Oh Captain, My Captain! The Argos Release Brandon Isaac
July 23, 2013
I’m just a fan. I’m far from an expert (contrary to the incessant talking about football I do). But this tweet from the Argos caught me completely off guard –
#Argos have also announced the release of DL Nekos Brown, OL Michael Di Domenico and LB Brandon Isaac: http://t.co/baNojxAalE
— Toronto Argonauts (@TorontoArgos) July 23, 2013
Okay…That was rather unexpected…
Mid-season roster moves are nothing new to the Double Blue, even ones that, “Rock the Boat” as CFL.ca put it (see last year’s post on the Cory Boyd release – https://www.argosendzone.com/cory-boyd-out-of-the-blue/ ). But three things as viewed from the outside immediately separate the Brandon Isaac move from the Cory Boyd one.
First, when Boyd was released, not only did nobody on the roster come to his defense, former teammates praised the move as a positive for the locker room. Isaac was a defensive captain who had been praised by coaches and players alike for how he’d stepped up as a leader both on the field and in the room.

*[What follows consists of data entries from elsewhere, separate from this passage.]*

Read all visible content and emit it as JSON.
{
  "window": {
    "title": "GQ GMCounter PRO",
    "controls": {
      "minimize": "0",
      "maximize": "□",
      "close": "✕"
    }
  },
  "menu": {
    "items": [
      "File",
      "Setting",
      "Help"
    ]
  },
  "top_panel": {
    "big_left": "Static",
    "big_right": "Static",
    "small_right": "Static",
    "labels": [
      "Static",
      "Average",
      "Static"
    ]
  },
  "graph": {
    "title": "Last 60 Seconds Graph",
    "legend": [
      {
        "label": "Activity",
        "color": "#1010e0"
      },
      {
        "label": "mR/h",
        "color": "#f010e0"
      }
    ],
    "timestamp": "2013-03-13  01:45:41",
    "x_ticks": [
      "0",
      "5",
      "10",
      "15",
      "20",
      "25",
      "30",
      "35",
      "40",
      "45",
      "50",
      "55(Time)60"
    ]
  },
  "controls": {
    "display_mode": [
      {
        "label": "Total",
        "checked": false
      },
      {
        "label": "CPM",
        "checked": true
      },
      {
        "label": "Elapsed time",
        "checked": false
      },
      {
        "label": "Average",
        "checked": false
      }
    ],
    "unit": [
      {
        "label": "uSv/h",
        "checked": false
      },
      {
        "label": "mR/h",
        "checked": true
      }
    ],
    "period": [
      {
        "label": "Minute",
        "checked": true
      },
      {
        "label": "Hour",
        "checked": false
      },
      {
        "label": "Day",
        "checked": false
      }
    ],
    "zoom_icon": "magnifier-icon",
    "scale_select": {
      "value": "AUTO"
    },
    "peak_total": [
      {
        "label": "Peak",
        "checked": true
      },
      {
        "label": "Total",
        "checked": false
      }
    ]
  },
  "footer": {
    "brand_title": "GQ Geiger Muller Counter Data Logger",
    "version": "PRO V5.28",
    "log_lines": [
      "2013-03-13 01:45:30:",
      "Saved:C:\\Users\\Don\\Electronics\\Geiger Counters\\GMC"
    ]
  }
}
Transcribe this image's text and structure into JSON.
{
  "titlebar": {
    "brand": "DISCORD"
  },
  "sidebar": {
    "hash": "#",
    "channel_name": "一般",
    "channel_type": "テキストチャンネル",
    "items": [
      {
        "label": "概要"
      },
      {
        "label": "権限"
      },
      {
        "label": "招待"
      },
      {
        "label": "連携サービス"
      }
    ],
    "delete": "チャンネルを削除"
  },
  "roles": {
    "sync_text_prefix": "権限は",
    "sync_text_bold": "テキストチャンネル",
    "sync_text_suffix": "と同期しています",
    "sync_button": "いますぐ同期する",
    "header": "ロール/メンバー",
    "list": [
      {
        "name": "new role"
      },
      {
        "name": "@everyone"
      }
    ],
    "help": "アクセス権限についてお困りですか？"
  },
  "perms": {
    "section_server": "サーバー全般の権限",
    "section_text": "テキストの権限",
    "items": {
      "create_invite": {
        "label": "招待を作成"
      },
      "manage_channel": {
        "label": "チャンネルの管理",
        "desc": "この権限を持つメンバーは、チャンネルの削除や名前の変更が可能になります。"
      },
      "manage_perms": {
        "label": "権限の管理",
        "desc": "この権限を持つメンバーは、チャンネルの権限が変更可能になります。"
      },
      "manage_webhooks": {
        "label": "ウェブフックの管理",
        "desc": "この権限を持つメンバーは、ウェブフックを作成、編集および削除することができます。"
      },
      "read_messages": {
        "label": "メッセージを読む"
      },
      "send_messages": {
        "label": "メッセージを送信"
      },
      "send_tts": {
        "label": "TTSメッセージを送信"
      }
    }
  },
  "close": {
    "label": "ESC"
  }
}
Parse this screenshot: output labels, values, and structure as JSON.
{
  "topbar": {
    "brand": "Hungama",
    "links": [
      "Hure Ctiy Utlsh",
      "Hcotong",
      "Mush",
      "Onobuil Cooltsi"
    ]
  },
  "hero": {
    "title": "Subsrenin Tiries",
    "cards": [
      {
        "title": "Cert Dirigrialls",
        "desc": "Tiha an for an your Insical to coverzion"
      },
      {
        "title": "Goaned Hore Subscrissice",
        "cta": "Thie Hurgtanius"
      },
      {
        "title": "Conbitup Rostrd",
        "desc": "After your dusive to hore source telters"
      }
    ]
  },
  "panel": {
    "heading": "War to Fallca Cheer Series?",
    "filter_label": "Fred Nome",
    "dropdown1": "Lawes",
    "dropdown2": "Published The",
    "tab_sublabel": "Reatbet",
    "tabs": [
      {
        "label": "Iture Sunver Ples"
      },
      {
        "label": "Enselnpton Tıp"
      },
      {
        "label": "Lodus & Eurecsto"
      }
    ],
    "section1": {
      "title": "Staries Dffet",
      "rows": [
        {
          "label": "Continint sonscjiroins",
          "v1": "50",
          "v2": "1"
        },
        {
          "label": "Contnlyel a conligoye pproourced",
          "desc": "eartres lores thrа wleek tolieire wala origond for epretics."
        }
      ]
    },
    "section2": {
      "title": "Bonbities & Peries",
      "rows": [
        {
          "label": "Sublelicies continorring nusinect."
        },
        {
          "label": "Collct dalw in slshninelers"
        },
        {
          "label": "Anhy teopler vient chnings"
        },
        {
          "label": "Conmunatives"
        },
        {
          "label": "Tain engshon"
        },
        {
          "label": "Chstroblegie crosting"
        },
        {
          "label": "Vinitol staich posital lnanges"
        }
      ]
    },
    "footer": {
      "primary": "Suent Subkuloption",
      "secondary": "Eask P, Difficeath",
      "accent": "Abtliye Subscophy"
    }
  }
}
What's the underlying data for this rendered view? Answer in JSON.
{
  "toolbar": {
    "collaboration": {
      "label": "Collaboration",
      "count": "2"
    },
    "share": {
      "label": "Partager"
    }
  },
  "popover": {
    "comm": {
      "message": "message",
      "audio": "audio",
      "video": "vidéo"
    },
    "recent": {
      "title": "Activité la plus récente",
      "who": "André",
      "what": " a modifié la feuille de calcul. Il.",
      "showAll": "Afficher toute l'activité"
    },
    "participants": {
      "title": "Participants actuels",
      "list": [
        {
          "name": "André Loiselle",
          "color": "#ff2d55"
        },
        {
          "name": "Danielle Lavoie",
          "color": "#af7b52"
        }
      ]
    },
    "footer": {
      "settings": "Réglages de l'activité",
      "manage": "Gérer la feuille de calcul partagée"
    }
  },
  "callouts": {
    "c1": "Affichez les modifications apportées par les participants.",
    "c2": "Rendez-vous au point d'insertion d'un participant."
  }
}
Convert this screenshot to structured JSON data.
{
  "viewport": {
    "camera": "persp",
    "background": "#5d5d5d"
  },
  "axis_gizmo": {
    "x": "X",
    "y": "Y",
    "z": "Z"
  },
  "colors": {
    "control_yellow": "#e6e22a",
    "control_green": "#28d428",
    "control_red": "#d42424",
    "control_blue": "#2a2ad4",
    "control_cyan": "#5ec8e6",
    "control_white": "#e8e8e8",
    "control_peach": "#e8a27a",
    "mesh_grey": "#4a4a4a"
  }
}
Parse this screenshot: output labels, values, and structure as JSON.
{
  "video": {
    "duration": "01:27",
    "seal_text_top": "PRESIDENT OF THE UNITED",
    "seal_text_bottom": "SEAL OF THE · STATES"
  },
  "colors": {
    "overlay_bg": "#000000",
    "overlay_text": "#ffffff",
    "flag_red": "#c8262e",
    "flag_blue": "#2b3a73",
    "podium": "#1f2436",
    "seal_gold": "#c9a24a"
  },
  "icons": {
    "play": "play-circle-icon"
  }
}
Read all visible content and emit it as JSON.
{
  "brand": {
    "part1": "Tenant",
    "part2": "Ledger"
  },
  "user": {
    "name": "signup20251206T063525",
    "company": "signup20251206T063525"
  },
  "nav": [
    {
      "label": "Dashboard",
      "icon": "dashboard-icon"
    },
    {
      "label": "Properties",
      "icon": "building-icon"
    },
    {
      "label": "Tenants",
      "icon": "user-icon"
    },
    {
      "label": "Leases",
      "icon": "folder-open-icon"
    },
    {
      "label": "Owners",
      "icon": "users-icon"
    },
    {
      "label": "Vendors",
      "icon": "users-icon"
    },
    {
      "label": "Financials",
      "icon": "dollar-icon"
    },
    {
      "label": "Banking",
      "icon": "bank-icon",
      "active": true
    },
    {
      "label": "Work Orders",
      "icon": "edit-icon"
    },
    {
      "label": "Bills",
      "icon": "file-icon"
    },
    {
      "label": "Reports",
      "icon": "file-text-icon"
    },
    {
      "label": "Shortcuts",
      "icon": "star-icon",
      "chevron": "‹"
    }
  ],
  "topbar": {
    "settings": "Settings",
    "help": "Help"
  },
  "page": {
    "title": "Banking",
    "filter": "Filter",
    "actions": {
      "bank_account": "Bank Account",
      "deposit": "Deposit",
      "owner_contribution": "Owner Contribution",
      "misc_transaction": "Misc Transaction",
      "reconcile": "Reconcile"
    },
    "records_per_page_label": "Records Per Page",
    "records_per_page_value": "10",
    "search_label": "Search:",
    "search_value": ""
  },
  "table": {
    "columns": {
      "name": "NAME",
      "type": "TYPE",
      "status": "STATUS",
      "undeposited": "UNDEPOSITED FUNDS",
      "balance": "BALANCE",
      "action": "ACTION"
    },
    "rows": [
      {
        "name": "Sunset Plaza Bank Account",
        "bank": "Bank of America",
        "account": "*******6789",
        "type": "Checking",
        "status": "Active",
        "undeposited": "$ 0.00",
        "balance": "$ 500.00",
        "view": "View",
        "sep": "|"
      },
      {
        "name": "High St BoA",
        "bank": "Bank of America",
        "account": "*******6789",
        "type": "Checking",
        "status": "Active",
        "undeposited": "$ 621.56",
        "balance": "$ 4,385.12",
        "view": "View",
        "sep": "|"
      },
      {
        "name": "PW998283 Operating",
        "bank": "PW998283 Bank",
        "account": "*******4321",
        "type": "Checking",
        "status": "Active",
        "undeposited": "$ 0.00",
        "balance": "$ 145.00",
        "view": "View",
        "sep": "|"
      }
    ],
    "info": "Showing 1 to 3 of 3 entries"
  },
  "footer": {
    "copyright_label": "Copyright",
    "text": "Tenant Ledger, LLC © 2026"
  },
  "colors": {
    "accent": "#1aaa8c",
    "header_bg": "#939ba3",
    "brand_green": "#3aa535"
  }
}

Second, Chad Kackert had filled in admirably for an injured Cory Boyd, meaning the Argos had a player ready to step into the starter’s role. Head coach Scott Milanovich, when asked who would take Isaac’s vacated position, answered with this (from Don Landry’s twitter feed @CFLLandry)
Milanovich: There are possibilities to replace Isaac. Jamie Robinson and maybe Joshua Gatlin. As well, there’s a possibility of a newcomer.
— Don Landry (@CFLLandry) July 23, 2013
Not filling ya with a lot of confidence, eh?
Third, One of the reasons for Boyd’s removal was, as Milanovich put it, the Argos needed a running back that played better without the ball. There was no question the power that Cory Boyd brought to the RB position, but that power rarely translated to the blocking game, where a RB must protect the QB. Chad Kackert has done a great job in that regard, also as an effective ‘check down’ receiver in the passing game. There’s been no indication that Brandon Isaac was lacking in intensity, focus, or ability in any aspect of his game.
Which leaves us with what?
We know Brandon Isaac’s teammates wanted him on the team, so it wasn’t an issue in the locker room. We know the coaching staff haven’t fingered a player to step up to assume his starters position or captain’s role. We know there were no deficiencies in his game that were hurting the team’s performance. All we know is what the Argos are saying,
“We thank Brandon for his contributions to the Toronto Argonauts, and we wish him the best in his future endeavours.”